Chennai, NFAPost: A rise in global uncertainty or geopolitical tensions often leads to capital seeking flight to safety, thereby foreign portfolio investments leaving the shores of emerging markets. COVID-19 also triggered this behaviour, and India witnessed a foreign portfolio investment outflow of $16.05 billion in March 2020 and $1.97 billion during April-May 2020.
However, unlike the episode of taper tantrum of 2013, the impact of foreign investors pulling their money out of India did not lead to any macroeconomic instability. Interestingly, foreign exchange reserves increased to $517.64 billion (foreign currency assets: $477.81 billion) on July 17, 2020 from $476.88 billion ($442.21 billion) at end-March 2020, says India Ratings and Research.

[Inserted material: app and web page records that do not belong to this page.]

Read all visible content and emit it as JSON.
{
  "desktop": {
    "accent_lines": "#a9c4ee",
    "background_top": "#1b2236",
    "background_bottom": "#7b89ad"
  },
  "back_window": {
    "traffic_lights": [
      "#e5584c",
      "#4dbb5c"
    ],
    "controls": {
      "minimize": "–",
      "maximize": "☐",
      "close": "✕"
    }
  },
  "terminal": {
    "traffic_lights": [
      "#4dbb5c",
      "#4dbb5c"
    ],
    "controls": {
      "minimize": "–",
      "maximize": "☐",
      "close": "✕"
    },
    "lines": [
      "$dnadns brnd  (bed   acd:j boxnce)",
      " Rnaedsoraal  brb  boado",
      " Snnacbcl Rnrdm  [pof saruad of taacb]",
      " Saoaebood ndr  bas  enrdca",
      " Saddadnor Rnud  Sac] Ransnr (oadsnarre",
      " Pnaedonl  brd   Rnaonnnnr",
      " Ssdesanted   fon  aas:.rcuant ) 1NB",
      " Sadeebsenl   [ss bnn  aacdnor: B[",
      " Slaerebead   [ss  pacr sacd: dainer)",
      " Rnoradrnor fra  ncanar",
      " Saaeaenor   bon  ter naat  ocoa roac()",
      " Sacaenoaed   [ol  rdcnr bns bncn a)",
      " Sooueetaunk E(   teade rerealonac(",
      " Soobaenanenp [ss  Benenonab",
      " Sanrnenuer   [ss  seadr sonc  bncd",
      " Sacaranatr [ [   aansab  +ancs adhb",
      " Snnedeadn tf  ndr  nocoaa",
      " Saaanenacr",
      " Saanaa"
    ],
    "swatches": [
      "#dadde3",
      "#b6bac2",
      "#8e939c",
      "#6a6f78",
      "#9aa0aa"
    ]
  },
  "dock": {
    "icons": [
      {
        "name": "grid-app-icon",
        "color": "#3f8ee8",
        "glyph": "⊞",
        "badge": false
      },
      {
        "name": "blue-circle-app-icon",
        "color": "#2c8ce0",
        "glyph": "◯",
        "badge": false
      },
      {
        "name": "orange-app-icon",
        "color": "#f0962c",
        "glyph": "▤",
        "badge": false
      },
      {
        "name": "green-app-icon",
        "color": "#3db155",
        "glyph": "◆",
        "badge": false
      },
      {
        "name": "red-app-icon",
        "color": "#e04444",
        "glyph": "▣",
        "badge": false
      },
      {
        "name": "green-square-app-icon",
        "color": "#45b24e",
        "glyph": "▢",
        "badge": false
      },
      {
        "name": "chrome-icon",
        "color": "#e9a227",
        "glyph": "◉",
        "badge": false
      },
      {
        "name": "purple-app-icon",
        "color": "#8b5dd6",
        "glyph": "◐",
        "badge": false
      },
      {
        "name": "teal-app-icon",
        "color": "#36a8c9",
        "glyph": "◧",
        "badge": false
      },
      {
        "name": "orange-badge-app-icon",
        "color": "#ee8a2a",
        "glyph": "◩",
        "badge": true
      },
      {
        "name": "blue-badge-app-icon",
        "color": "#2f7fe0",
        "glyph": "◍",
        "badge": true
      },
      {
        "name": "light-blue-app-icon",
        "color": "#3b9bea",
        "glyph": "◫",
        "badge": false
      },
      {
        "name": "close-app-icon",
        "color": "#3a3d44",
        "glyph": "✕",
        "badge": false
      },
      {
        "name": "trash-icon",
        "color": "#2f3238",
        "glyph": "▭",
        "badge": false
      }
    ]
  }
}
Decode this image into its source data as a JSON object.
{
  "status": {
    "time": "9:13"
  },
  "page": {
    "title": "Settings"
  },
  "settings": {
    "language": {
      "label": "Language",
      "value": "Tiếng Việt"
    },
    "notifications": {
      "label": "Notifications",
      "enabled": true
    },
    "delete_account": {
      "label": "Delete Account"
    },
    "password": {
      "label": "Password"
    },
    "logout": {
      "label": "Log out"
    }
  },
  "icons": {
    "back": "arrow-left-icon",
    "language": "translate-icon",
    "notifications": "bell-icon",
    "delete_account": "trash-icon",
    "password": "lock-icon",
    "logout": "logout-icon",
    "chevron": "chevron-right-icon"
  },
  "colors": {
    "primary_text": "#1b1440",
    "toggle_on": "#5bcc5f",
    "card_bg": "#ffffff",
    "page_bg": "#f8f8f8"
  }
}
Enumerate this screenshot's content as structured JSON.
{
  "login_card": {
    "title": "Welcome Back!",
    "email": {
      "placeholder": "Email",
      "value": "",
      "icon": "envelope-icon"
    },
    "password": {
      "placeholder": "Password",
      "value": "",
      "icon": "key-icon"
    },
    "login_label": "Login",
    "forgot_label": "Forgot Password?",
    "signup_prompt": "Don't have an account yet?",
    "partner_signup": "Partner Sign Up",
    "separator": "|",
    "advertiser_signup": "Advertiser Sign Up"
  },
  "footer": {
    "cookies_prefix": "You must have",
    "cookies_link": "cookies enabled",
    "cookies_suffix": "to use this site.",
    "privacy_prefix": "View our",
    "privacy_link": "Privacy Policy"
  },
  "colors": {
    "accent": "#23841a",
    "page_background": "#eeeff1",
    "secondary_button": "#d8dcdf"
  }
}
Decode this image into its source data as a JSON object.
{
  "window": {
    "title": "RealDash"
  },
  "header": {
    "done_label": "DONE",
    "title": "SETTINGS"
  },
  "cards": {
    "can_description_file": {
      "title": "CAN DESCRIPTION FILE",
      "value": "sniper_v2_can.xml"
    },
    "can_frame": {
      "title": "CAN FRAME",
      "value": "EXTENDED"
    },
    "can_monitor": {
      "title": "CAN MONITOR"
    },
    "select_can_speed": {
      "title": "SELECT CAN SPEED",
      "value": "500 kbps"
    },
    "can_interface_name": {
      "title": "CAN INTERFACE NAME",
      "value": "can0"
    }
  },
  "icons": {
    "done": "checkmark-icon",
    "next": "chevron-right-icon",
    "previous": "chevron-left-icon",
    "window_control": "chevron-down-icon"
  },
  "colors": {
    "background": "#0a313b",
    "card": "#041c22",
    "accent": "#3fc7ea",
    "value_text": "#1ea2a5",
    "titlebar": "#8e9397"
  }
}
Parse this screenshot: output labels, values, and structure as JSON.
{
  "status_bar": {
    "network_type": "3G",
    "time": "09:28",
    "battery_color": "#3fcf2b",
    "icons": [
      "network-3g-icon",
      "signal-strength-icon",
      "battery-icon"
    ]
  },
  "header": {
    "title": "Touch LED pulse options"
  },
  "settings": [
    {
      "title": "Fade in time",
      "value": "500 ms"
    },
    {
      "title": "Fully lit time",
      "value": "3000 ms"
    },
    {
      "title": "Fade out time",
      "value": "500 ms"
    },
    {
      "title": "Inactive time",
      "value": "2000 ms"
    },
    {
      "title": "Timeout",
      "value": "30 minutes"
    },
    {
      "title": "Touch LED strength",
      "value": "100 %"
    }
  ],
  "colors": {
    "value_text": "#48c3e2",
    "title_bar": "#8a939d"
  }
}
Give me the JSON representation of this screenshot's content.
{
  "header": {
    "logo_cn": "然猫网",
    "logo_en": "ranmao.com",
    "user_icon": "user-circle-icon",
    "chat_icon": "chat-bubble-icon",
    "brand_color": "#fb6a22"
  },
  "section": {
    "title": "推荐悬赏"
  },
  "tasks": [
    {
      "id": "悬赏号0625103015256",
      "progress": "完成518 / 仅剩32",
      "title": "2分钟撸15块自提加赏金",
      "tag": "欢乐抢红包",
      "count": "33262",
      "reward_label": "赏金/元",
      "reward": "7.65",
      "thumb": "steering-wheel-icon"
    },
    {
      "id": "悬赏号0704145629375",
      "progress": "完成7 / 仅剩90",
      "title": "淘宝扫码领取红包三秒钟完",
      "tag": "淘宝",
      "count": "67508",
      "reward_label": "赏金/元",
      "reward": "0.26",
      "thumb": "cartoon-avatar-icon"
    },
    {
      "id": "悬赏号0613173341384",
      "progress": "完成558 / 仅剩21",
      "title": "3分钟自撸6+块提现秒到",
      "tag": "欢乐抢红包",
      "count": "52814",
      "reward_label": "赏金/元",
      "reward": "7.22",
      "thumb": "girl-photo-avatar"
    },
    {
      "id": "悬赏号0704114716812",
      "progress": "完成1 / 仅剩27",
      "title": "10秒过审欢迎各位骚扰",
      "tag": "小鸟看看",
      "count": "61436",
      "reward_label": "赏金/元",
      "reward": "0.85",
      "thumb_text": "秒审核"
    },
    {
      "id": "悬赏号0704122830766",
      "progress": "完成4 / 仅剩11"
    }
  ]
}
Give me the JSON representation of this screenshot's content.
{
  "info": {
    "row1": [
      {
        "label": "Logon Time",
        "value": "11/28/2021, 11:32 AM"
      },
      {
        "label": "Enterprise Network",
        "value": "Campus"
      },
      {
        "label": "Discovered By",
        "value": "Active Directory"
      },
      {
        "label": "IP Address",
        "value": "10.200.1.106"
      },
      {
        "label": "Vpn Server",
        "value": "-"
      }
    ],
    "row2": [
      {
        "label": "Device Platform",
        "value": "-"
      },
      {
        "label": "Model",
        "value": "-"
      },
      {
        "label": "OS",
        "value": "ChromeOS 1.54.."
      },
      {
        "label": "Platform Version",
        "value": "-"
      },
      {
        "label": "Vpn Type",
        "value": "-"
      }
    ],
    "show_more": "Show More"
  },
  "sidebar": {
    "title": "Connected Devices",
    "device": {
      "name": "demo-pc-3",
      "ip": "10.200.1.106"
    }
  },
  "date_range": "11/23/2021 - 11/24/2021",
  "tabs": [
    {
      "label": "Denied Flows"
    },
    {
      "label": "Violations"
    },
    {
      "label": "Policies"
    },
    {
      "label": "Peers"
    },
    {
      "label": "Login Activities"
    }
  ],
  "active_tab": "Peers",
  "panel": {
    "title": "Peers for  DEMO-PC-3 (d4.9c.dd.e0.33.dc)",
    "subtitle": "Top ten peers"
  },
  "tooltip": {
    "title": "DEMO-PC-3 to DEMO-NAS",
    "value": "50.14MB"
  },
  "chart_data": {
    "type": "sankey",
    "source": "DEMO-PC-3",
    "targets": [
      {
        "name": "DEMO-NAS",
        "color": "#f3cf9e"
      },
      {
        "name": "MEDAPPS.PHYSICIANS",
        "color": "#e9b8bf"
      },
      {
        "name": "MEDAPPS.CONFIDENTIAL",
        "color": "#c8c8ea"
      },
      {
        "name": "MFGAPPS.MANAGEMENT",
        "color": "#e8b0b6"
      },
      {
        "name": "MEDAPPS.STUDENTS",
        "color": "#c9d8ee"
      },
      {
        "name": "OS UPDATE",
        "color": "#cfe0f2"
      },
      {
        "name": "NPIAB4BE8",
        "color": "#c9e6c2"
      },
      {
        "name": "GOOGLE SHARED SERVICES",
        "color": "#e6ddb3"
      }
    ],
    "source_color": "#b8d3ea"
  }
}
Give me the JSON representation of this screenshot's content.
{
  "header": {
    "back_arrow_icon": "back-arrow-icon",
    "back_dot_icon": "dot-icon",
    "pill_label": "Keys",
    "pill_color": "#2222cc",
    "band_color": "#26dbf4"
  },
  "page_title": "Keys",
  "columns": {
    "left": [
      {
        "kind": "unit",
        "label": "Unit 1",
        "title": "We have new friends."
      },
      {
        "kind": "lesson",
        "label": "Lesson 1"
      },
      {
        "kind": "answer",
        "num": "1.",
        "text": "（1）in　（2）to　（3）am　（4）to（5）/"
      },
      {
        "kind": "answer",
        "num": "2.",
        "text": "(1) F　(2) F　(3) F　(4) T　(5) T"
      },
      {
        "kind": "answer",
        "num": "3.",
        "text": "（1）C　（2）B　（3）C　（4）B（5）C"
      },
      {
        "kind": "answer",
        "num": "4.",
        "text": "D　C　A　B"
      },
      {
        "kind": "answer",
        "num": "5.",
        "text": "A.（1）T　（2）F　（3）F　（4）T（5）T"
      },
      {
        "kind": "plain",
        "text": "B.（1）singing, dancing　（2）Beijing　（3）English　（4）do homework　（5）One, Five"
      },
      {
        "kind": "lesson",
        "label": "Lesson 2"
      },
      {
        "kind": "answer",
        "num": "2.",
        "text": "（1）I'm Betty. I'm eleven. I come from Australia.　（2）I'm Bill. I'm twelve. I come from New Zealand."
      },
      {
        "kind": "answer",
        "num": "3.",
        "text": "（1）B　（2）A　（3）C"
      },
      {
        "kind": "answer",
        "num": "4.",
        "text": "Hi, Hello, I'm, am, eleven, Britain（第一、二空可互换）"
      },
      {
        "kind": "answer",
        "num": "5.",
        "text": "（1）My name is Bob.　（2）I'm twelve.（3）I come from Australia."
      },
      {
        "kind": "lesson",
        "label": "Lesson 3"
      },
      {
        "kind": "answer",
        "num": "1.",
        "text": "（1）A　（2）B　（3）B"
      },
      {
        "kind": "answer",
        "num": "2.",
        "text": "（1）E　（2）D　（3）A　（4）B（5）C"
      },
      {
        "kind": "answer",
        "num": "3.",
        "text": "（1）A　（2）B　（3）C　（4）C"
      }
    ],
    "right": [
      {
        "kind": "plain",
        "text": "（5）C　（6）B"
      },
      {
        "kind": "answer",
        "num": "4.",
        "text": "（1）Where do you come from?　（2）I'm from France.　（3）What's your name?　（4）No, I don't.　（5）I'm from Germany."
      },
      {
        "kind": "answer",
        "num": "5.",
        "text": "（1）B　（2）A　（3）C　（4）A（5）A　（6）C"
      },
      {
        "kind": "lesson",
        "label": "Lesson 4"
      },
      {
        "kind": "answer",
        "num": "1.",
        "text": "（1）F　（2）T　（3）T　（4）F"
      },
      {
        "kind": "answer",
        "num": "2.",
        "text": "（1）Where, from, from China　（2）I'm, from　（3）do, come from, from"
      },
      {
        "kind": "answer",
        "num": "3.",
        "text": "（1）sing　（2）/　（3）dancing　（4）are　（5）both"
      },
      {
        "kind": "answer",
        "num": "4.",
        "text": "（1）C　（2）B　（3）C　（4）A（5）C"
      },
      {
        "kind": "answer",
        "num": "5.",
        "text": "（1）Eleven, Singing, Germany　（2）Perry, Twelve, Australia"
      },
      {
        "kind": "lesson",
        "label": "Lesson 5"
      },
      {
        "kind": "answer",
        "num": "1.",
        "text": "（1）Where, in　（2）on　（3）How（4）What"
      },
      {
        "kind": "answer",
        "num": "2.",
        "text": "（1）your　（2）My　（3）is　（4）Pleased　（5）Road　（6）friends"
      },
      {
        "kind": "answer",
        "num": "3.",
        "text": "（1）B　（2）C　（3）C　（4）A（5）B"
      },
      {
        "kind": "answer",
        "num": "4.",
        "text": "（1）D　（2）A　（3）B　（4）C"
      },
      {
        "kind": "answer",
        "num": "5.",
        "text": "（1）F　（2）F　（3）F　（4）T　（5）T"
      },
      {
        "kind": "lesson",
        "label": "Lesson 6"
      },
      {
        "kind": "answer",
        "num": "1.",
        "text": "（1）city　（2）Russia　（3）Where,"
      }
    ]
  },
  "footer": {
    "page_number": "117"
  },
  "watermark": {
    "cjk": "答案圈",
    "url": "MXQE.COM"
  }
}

It is this swelling of foreign exchange reserves that in combination with benign oil prices and tepid imports, leading to a current account surplus, has helped the Indian rupee to remain broadly stable since mid-March 2020, despite deterioration in some of the other macro parameters such as retail inflation, fiscal deficits and negative GDP growth. Ind-Ra estimates the average value of rupee to be INR75.98/USD in FY21 (FY20: INR70.88/USD).
India is a net commodity importer especially due to a high oil import bill. As a result, the country’s trade account is in perpetual deficit. However, a sustained surplus in services account coupled with remittances, together known as invisibles, provides adequate support to the trade deficit.
As the FY21 growth outlook is bleak and Ind-Ra expects the economy to contract 5.3% yoy in FY21, both exports and imports could decline for the second consecutive year in FY21. Therefore Ind-Ra expects trade deficit to decline to a 13-year low to $101 billion in FY21 (FY20: $157.5 billion).
Surplus in services trade averaged $76.489 billion during FY16-FY20. Due to the COVID-19 pandemic, the revenue growth expectations of leading Indian software companies are flat to low single digit for FY21. Ind-Ra expects trade in services to decline 14% yoy in FY21 $73.0 billion (FY20: $84.9 billion). Transfers or remittances is another big component of invisibles and averaged $65.24 billion during FY16-FY20.
Ind-Ra expects net transfers to decline 25% yoy in FY21 to $57.2 billion. According to the World Bank, remittance flows in 2020 are projected to decline across all regions in the world.
India witnessed a surplus on current account in 4QFY20 ($558 million, 0.1% of GDP) after a gap of 51 quarters. The last time India had witnessed a current account surplus was in 4QFY07 ($4,223 million). Ind-Ra expects a current account surplus even in 1QFY21, as trade deficit declined to $9.12 billion and surplus in services trade during April-May 2020 was $13.98 billion. However, Ind-Ra estimates the current account to be in deficit of 0.1% of GDP ($3.3 billion) in FY21, which will be the lowest current account deficit in the last 16 years.
Capital account of India has remained in surplus for most of FY01-FY20; there have been only three instances (FY09, FY12 and FY19) when inflows in capital account fell short of covering the current account deficit. Net foreign direct investments have been a major and the most stable source of inflows in the capital account. It averaged $35.13 billion as against net average portfolio inflows of $5.23 billion during FY16-FY20.
Loans (external assistance, government borrowings and short-term credit) are estimated to increase to $25.9 billion in FY21. Ind-Ra expects the capital account inflows to increase to $67.3 billion in FY21 (FY20: $83.2 billion), leading to $64 billion increase in foreign exchange reserves.